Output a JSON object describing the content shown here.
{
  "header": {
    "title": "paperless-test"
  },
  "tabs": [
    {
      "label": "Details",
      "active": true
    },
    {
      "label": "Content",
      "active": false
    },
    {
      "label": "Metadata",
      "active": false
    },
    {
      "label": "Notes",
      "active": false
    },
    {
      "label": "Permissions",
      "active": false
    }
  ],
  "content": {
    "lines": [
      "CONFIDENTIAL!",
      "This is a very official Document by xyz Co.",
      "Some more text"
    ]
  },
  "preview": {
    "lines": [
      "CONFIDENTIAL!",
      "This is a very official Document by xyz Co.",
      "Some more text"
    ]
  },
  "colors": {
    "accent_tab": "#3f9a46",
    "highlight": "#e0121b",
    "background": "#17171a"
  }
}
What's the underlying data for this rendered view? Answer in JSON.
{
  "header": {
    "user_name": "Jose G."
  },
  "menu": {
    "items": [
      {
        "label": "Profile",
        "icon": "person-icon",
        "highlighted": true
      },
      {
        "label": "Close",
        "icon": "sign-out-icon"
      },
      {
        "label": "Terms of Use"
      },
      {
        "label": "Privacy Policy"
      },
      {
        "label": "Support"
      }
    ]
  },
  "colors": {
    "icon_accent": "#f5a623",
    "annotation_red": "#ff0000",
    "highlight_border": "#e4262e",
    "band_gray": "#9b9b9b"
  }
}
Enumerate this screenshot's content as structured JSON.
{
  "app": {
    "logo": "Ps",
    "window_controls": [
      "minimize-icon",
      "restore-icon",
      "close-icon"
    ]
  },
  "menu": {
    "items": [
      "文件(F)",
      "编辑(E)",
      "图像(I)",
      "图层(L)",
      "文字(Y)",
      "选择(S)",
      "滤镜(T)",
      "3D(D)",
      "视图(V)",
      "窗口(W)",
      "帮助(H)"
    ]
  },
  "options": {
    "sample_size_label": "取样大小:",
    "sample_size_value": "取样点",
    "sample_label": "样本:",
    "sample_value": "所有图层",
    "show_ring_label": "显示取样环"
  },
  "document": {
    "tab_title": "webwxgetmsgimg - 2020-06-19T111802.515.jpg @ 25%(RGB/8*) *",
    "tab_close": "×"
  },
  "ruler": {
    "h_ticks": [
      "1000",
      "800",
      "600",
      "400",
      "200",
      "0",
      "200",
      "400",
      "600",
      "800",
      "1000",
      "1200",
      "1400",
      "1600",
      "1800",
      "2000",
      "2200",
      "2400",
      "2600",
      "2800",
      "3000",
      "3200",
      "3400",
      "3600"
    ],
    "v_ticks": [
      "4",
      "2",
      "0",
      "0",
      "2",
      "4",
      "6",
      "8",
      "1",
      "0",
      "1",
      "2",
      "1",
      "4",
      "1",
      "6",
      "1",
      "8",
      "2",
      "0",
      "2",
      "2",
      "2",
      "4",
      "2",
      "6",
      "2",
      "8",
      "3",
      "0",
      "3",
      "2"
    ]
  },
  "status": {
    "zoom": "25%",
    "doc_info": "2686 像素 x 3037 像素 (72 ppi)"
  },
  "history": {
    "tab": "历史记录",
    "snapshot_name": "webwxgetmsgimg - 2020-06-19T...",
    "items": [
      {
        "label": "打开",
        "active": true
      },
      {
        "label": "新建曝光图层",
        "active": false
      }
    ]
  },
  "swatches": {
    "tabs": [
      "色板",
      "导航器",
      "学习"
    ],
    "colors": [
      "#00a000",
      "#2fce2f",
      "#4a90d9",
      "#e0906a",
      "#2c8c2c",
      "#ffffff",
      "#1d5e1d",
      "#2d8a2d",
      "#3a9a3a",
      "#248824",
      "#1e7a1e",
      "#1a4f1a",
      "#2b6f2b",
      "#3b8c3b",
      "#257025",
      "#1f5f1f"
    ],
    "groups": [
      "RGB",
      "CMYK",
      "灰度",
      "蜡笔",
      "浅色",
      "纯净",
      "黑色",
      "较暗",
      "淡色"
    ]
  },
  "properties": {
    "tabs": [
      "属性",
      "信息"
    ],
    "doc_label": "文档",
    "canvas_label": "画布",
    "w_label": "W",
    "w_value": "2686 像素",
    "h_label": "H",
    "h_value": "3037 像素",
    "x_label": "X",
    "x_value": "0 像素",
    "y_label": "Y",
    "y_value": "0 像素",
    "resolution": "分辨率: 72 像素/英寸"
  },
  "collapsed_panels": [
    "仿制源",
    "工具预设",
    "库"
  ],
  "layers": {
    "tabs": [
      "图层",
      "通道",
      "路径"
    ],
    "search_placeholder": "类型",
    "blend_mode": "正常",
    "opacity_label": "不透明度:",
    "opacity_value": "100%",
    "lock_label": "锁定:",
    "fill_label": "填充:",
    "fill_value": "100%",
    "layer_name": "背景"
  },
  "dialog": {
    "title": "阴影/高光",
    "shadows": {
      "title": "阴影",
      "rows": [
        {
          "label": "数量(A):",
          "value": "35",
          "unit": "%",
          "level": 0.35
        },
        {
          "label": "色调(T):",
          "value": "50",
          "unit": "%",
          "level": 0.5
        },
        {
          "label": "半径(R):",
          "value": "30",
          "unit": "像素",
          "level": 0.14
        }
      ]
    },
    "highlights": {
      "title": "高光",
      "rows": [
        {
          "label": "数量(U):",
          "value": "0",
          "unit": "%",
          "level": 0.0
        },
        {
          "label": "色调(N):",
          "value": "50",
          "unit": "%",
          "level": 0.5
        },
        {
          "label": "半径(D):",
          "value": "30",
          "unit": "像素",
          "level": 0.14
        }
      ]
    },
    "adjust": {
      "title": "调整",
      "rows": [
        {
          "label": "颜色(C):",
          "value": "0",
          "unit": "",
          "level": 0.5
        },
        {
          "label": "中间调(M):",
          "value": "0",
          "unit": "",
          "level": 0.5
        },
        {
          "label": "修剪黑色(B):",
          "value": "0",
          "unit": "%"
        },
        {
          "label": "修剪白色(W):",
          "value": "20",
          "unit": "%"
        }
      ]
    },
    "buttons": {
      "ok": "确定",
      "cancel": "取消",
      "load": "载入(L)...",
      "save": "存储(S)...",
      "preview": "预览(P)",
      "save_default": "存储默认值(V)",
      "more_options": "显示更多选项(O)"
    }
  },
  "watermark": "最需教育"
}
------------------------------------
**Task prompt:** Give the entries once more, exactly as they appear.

**Reply:**
Output a JSON object describing the content shown here.
{
  "header": {
    "title": "paperless-test"
  },
  "tabs": [
    {
      "label": "Details",
      "active": true
    },
    {
      "label": "Content",
      "active": false
    },
    {
      "label": "Metadata",
      "active": false
    },
    {
      "label": "Notes",
      "active": false
    },
    {
      "label": "Permissions",
      "active": false
    }
  ],
  "content": {
    "lines": [
      "CONFIDENTIAL!",
      "This is a very official Document by xyz Co.",
      "Some more text"
    ]
  },
  "preview": {
    "lines": [
      "CONFIDENTIAL!",
      "This is a very official Document by xyz Co.",
      "Some more text"
    ]
  },
  "colors": {
    "accent_tab": "#3f9a46",
    "highlight": "#e0121b",
    "background": "#17171a"
  }
}
What's the underlying data for this rendered view? Answer in JSON.
{
  "header": {
    "user_name": "Jose G."
  },
  "menu": {
    "items": [
      {
        "label": "Profile",
        "icon": "person-icon",
        "highlighted": true
      },
      {
        "label": "Close",
        "icon": "sign-out-icon"
      },
      {
        "label": "Terms of Use"
      },
      {
        "label": "Privacy Policy"
      },
      {
        "label": "Support"
      }
    ]
  },
  "colors": {
    "icon_accent": "#f5a623",
    "annotation_red": "#ff0000",
    "highlight_border": "#e4262e",
    "band_gray": "#9b9b9b"
  }
}
Enumerate this screenshot's content as structured JSON.
{
  "app": {
    "logo": "Ps",
    "window_controls": [
      "minimize-icon",
      "restore-icon",
      "close-icon"
    ]
  },
  "menu": {
    "items": [
      "文件(F)",
      "编辑(E)",
      "图像(I)",
      "图层(L)",
      "文字(Y)",
      "选择(S)",
      "滤镜(T)",
      "3D(D)",
      "视图(V)",
      "窗口(W)",
      "帮助(H)"
    ]
  },
  "options": {
    "sample_size_label": "取样大小:",
    "sample_size_value": "取样点",
    "sample_label": "样本:",
    "sample_value": "所有图层",
    "show_ring_label": "显示取样环"
  },
  "document": {
    "tab_title": "webwxgetmsgimg - 2020-06-19T111802.515.jpg @ 25%(RGB/8*) *",
    "tab_close": "×"
  },
  "ruler": {
    "h_ticks": [
      "1000",
      "800",
      "600",
      "400",
      "200",
      "0",
      "200",
      "400",
      "600",
      "800",
      "1000",
      "1200",
      "1400",
      "1600",
      "1800",
      "2000",
      "2200",
      "2400",
      "2600",
      "2800",
      "3000",
      "3200",
      "3400",
      "3600"
    ],
    "v_ticks": [
      "4",
      "2",
      "0",
      "0",
      "2",
      "4",
      "6",
      "8",
      "1",
      "0",
      "1",
      "2",
      "1",
      "4",
      "1",
      "6",
      "1",
      "8",
      "2",
      "0",
      "2",
      "2",
      "2",
      "4",
      "2",
      "6",
      "2",
      "8",
      "3",
      "0",
      "3",
      "2"
    ]
  },
  "status": {
    "zoom": "25%",
    "doc_info": "2686 像素 x 3037 像素 (72 ppi)"
  },
  "history": {
    "tab": "历史记录",
    "snapshot_name": "webwxgetmsgimg - 2020-06-19T...",
    "items": [
      {
        "label": "打开",
        "active": true
      },
      {
        "label": "新建曝光图层",
        "active": false
      }
    ]
  },
  "swatches": {
    "tabs": [
      "色板",
      "导航器",
      "学习"
    ],
    "colors": [
      "#00a000",
      "#2fce2f",
      "#4a90d9",
      "#e0906a",
      "#2c8c2c",
      "#ffffff",
      "#1d5e1d",
      "#2d8a2d",
      "#3a9a3a",
      "#248824",
      "#1e7a1e",
      "#1a4f1a",
      "#2b6f2b",
      "#3b8c3b",
      "#257025",
      "#1f5f1f"
    ],
    "groups": [
      "RGB",
      "CMYK",
      "灰度",
      "蜡笔",
      "浅色",
      "纯净",
      "黑色",
      "较暗",
      "淡色"
    ]
  },
  "properties": {
    "tabs": [
      "属性",
      "信息"
    ],
    "doc_label": "文档",
    "canvas_label": "画布",
    "w_label": "W",
    "w_value": "2686 像素",
    "h_label": "H",
    "h_value": "3037 像素",
    "x_label": "X",
    "x_value": "0 像素",
    "y_label": "Y",
    "y_value": "0 像素",
    "resolution": "分辨率: 72 像素/英寸"
  },
  "collapsed_panels": [
    "仿制源",
    "工具预设",
    "库"
  ],
  "layers": {
    "tabs": [
      "图层",
      "通道",
      "路径"
    ],
    "search_placeholder": "类型",
    "blend_mode": "正常",
    "opacity_label": "不透明度:",
    "opacity_value": "100%",
    "lock_label": "锁定:",
    "fill_label": "填充:",
    "fill_value": "100%",
    "layer_name": "背景"
  },
  "dialog": {
    "title": "阴影/高光",
    "shadows": {
      "title": "阴影",
      "rows": [
        {
          "label": "数量(A):",
          "value": "35",
          "unit": "%",
          "level": 0.35
        },
        {
          "label": "色调(T):",
          "value": "50",
          "unit": "%",
          "level": 0.5
        },
        {
          "label": "半径(R):",
          "value": "30",
          "unit": "像素",
          "level": 0.14
        }
      ]
    },
    "highlights": {
      "title": "高光",
      "rows": [
        {
          "label": "数量(U):",
          "value": "0",
          "unit": "%",
          "level": 0.0
        },
        {
          "label": "色调(N):",
          "value": "50",
          "unit": "%",
          "level": 0.5
        },
        {
          "label": "半径(D):",
          "value": "30",
          "unit": "像素",
          "level": 0.14
        }
      ]
    },
    "adjust": {
      "title": "调整",
      "rows": [
        {
          "label": "颜色(C):",
          "value": "0",
          "unit": "",
          "level": 0.5
        },
        {
          "label": "中间调(M):",
          "value": "0",
          "unit": "",
          "level": 0.5
        },
        {
          "label": "修剪黑色(B):",
          "value": "0",
          "unit": "%"
        },
        {
          "label": "修剪白色(W):",
          "value": "20",
          "unit": "%"
        }
      ]
    },
    "buttons": {
      "ok": "确定",
      "cancel": "取消",
      "load": "载入(L)...",
      "save": "存储(S)...",
      "preview": "预览(P)",
      "save_default": "存储默认值(V)",
      "more_options": "显示更多选项(O)"
    }
  },
  "watermark": "最需教育"
}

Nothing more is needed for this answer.